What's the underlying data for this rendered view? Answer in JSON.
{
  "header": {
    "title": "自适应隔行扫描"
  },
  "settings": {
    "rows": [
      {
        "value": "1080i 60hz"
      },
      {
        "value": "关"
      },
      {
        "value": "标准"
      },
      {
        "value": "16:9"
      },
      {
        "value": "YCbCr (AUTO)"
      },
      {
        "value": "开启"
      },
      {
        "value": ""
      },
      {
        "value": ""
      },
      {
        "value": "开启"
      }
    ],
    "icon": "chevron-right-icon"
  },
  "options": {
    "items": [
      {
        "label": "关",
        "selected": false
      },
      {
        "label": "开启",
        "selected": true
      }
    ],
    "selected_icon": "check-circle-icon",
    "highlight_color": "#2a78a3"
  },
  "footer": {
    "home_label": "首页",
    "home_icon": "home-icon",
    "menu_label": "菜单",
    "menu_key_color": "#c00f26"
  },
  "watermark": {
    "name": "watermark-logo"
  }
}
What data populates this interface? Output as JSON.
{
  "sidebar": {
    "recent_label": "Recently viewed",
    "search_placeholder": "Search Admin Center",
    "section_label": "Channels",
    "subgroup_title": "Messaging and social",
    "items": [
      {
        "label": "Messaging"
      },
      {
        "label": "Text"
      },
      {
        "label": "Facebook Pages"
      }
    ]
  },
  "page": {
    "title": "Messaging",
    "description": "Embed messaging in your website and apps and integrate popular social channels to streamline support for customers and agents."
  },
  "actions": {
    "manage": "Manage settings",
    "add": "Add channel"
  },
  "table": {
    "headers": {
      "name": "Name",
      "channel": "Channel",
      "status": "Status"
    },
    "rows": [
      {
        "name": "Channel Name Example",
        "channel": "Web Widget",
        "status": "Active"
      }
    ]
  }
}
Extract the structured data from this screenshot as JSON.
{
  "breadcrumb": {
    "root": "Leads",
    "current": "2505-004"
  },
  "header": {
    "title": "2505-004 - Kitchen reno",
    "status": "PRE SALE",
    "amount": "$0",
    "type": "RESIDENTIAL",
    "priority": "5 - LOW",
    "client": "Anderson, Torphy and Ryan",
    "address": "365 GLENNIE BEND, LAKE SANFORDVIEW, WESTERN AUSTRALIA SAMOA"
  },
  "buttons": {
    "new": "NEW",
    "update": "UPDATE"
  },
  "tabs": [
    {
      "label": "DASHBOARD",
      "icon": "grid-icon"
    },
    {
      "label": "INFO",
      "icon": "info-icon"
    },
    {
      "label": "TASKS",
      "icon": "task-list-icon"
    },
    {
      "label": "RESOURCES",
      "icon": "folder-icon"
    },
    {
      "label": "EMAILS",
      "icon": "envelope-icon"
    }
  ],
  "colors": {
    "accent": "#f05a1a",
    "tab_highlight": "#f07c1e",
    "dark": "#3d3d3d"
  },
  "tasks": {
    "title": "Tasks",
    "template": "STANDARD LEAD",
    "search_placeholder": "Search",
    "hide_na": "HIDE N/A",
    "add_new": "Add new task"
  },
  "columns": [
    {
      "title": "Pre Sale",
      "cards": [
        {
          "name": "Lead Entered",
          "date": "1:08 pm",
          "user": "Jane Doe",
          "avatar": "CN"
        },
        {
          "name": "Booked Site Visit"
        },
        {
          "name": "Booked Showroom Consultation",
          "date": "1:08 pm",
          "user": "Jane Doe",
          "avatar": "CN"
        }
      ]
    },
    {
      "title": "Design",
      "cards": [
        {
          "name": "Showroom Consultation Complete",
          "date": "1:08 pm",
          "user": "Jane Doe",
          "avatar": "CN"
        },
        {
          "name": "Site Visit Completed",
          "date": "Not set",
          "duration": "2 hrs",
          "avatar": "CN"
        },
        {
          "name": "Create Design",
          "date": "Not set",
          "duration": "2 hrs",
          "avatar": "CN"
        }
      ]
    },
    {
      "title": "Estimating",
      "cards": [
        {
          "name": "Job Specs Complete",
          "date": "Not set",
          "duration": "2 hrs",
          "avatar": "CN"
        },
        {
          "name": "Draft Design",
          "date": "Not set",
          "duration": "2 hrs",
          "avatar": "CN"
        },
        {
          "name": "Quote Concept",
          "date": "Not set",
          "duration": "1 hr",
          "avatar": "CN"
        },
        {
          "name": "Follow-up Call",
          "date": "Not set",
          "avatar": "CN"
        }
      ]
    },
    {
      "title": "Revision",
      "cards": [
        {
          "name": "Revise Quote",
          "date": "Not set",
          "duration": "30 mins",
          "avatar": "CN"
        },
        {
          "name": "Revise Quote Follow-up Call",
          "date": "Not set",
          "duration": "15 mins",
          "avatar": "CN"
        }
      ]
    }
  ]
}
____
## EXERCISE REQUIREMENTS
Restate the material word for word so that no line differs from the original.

## ANSWER SPACE
What's the underlying data for this rendered view? Answer in JSON.
{
  "header": {
    "title": "自适应隔行扫描"
  },
  "settings": {
    "rows": [
      {
        "value": "1080i 60hz"
      },
      {
        "value": "关"
      },
      {
        "value": "标准"
      },
      {
        "value": "16:9"
      },
      {
        "value": "YCbCr (AUTO)"
      },
      {
        "value": "开启"
      },
      {
        "value": ""
      },
      {
        "value": ""
      },
      {
        "value": "开启"
      }
    ],
    "icon": "chevron-right-icon"
  },
  "options": {
    "items": [
      {
        "label": "关",
        "selected": false
      },
      {
        "label": "开启",
        "selected": true
      }
    ],
    "selected_icon": "check-circle-icon",
    "highlight_color": "#2a78a3"
  },
  "footer": {
    "home_label": "首页",
    "home_icon": "home-icon",
    "menu_label": "菜单",
    "menu_key_color": "#c00f26"
  },
  "watermark": {
    "name": "watermark-logo"
  }
}
What data populates this interface? Output as JSON.
{
  "sidebar": {
    "recent_label": "Recently viewed",
    "search_placeholder": "Search Admin Center",
    "section_label": "Channels",
    "subgroup_title": "Messaging and social",
    "items": [
      {
        "label": "Messaging"
      },
      {
        "label": "Text"
      },
      {
        "label": "Facebook Pages"
      }
    ]
  },
  "page": {
    "title": "Messaging",
    "description": "Embed messaging in your website and apps and integrate popular social channels to streamline support for customers and agents."
  },
  "actions": {
    "manage": "Manage settings",
    "add": "Add channel"
  },
  "table": {
    "headers": {
      "name": "Name",
      "channel": "Channel",
      "status": "Status"
    },
    "rows": [
      {
        "name": "Channel Name Example",
        "channel": "Web Widget",
        "status": "Active"
      }
    ]
  }
}
Extract the structured data from this screenshot as JSON.
{
  "breadcrumb": {
    "root": "Leads",
    "current": "2505-004"
  },
  "header": {
    "title": "2505-004 - Kitchen reno",
    "status": "PRE SALE",
    "amount": "$0",
    "type": "RESIDENTIAL",
    "priority": "5 - LOW",
    "client": "Anderson, Torphy and Ryan",
    "address": "365 GLENNIE BEND, LAKE SANFORDVIEW, WESTERN AUSTRALIA SAMOA"
  },
  "buttons": {
    "new": "NEW",
    "update": "UPDATE"
  },
  "tabs": [
    {
      "label": "DASHBOARD",
      "icon": "grid-icon"
    },
    {
      "label": "INFO",
      "icon": "info-icon"
    },
    {
      "label": "TASKS",
      "icon": "task-list-icon"
    },
    {
      "label": "RESOURCES",
      "icon": "folder-icon"
    },
    {
      "label": "EMAILS",
      "icon": "envelope-icon"
    }
  ],
  "colors": {
    "accent": "#f05a1a",
    "tab_highlight": "#f07c1e",
    "dark": "#3d3d3d"
  },
  "tasks": {
    "title": "Tasks",
    "template": "STANDARD LEAD",
    "search_placeholder": "Search",
    "hide_na": "HIDE N/A",
    "add_new": "Add new task"
  },
  "columns": [
    {
      "title": "Pre Sale",
      "cards": [
        {
          "name": "Lead Entered",
          "date": "1:08 pm",
          "user": "Jane Doe",
          "avatar": "CN"
        },
        {
          "name": "Booked Site Visit"
        },
        {
          "name": "Booked Showroom Consultation",
          "date": "1:08 pm",
          "user": "Jane Doe",
          "avatar": "CN"
        }
      ]
    },
    {
      "title": "Design",
      "cards": [
        {
          "name": "Showroom Consultation Complete",
          "date": "1:08 pm",
          "user": "Jane Doe",
          "avatar": "CN"
        },
        {
          "name": "Site Visit Completed",
          "date": "Not set",
          "duration": "2 hrs",
          "avatar": "CN"
        },
        {
          "name": "Create Design",
          "date": "Not set",
          "duration": "2 hrs",
          "avatar": "CN"
        }
      ]
    },
    {
      "title": "Estimating",
      "cards": [
        {
          "name": "Job Specs Complete",
          "date": "Not set",
          "duration": "2 hrs",
          "avatar": "CN"
        },
        {
          "name": "Draft Design",
          "date": "Not set",
          "duration": "2 hrs",
          "avatar": "CN"
        },
        {
          "name": "Quote Concept",
          "date": "Not set",
          "duration": "1 hr",
          "avatar": "CN"
        },
        {
          "name": "Follow-up Call",
          "date": "Not set",
          "avatar": "CN"
        }
      ]
    },
    {
      "title": "Revision",
      "cards": [
        {
          "name": "Revise Quote",
          "date": "Not set",
          "duration": "30 mins",
          "avatar": "CN"
        },
        {
          "name": "Revise Quote Follow-up Call",
          "date": "Not set",
          "duration": "15 mins",
          "avatar": "CN"
        }
      ]
    }
  ]
}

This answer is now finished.